Aim of the exercise:
Determine how many lines in these records hold "Consola". Only the number is wanted.

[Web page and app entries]
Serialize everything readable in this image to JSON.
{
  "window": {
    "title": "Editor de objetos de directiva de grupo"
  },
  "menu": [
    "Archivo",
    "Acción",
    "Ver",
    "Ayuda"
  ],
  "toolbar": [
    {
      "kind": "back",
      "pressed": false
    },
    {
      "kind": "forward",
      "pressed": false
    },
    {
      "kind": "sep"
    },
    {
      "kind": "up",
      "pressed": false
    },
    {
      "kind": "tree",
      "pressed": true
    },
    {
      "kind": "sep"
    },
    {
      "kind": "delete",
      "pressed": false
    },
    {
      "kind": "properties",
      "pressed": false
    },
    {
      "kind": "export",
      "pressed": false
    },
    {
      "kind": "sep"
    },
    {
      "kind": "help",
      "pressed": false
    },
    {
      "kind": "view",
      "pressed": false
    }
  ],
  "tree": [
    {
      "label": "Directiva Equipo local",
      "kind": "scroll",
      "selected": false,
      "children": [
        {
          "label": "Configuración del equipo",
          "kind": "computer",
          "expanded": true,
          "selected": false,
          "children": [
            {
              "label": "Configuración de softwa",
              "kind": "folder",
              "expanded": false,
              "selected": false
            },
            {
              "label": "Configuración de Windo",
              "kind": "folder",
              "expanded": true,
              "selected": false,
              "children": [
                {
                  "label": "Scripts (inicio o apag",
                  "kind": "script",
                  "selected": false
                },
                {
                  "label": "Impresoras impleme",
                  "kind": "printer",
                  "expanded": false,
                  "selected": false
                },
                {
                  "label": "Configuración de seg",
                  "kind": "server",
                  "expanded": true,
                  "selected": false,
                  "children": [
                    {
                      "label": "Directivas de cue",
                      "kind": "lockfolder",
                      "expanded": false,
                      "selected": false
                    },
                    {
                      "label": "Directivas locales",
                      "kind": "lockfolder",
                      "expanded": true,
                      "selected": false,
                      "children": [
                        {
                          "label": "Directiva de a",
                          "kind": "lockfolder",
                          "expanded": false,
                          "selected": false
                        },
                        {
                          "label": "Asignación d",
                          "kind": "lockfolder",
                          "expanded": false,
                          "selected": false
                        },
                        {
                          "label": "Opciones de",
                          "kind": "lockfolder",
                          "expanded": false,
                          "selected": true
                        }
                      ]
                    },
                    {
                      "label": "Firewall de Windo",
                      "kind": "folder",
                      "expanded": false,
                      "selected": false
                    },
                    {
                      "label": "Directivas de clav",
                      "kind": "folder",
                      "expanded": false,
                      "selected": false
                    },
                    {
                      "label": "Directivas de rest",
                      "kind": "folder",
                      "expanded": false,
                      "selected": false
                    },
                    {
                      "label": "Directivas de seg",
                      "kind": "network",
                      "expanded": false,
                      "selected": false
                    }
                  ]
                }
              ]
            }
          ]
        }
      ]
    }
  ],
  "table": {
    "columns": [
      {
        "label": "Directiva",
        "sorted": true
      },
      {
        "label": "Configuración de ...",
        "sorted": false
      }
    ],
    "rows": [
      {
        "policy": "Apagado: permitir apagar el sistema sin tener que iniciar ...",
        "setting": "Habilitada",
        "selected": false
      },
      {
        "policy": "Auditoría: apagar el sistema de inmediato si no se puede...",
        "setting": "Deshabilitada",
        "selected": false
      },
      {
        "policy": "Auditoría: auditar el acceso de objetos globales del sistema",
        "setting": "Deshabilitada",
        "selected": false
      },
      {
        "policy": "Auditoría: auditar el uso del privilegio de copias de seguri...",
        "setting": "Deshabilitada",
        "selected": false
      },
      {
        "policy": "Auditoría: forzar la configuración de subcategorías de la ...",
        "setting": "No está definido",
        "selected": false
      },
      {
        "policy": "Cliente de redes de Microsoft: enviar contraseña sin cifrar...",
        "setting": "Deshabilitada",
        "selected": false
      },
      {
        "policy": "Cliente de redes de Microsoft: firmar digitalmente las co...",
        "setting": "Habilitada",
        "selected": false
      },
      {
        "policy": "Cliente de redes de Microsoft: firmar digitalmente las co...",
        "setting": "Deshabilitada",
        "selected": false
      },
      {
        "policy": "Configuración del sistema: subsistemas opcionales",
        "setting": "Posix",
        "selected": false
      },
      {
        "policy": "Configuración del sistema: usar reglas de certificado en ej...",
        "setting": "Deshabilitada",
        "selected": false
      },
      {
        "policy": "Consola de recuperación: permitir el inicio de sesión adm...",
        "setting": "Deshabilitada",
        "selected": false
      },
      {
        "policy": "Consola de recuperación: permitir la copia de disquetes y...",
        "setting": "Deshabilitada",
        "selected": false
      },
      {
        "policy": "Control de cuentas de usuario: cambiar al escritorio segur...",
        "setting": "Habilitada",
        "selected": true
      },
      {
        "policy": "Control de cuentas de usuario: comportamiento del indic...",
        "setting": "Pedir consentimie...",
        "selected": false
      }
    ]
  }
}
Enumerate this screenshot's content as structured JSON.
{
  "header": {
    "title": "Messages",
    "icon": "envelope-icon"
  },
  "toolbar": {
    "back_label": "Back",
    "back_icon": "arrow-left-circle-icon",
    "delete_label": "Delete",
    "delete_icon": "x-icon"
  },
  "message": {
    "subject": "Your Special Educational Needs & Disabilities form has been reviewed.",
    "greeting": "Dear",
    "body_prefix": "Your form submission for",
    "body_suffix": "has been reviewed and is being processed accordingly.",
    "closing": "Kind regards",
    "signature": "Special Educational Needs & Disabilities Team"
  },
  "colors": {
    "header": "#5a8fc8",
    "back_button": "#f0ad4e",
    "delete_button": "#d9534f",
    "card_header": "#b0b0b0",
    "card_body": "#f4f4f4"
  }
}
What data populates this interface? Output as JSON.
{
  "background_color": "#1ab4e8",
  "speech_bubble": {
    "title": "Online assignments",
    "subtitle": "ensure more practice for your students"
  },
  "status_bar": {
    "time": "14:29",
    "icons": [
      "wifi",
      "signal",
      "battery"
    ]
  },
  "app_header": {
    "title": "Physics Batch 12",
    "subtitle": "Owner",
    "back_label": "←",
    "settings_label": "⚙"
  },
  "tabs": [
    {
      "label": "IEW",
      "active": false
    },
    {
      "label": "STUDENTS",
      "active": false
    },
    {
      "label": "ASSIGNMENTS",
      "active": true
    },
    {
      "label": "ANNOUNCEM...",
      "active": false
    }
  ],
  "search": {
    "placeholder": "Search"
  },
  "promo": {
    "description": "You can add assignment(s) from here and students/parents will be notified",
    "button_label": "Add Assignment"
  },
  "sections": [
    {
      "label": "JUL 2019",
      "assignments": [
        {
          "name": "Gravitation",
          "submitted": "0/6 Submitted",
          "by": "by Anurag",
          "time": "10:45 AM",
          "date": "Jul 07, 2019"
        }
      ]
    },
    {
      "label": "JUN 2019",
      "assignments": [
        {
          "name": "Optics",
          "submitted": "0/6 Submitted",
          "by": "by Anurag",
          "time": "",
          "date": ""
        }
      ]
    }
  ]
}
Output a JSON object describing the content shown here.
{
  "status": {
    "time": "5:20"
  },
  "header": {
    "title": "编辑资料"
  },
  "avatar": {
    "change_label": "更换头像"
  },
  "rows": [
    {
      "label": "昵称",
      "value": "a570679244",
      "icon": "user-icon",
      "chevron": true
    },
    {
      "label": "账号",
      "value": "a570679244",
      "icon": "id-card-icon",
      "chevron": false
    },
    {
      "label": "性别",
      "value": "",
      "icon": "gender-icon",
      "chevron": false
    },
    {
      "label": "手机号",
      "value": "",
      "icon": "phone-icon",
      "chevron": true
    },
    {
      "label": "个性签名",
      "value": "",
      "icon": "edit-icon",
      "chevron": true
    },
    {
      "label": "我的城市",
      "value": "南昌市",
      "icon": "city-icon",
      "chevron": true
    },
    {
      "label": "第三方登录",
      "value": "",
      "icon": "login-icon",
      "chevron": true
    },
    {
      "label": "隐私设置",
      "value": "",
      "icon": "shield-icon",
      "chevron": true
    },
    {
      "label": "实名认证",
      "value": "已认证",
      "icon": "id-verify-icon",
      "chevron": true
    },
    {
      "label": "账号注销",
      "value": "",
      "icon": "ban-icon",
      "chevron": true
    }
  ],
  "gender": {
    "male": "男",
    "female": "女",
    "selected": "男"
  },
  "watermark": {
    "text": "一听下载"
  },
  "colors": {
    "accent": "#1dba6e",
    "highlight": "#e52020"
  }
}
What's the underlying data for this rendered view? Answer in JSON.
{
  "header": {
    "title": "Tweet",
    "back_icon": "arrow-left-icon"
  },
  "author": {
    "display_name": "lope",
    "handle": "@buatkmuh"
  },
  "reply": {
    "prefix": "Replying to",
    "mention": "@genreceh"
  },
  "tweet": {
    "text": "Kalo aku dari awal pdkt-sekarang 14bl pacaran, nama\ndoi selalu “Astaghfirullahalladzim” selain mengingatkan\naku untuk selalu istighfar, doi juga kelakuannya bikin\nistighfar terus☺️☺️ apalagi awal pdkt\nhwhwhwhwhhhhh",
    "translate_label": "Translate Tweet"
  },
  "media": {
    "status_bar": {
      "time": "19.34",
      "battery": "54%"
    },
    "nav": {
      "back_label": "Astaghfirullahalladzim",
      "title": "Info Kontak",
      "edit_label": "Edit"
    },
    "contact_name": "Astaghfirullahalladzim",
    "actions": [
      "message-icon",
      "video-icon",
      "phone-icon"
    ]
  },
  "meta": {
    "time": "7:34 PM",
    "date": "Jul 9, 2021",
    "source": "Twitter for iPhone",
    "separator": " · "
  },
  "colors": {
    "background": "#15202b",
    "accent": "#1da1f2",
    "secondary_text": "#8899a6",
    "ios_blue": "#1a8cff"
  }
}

Result of the exercise:
2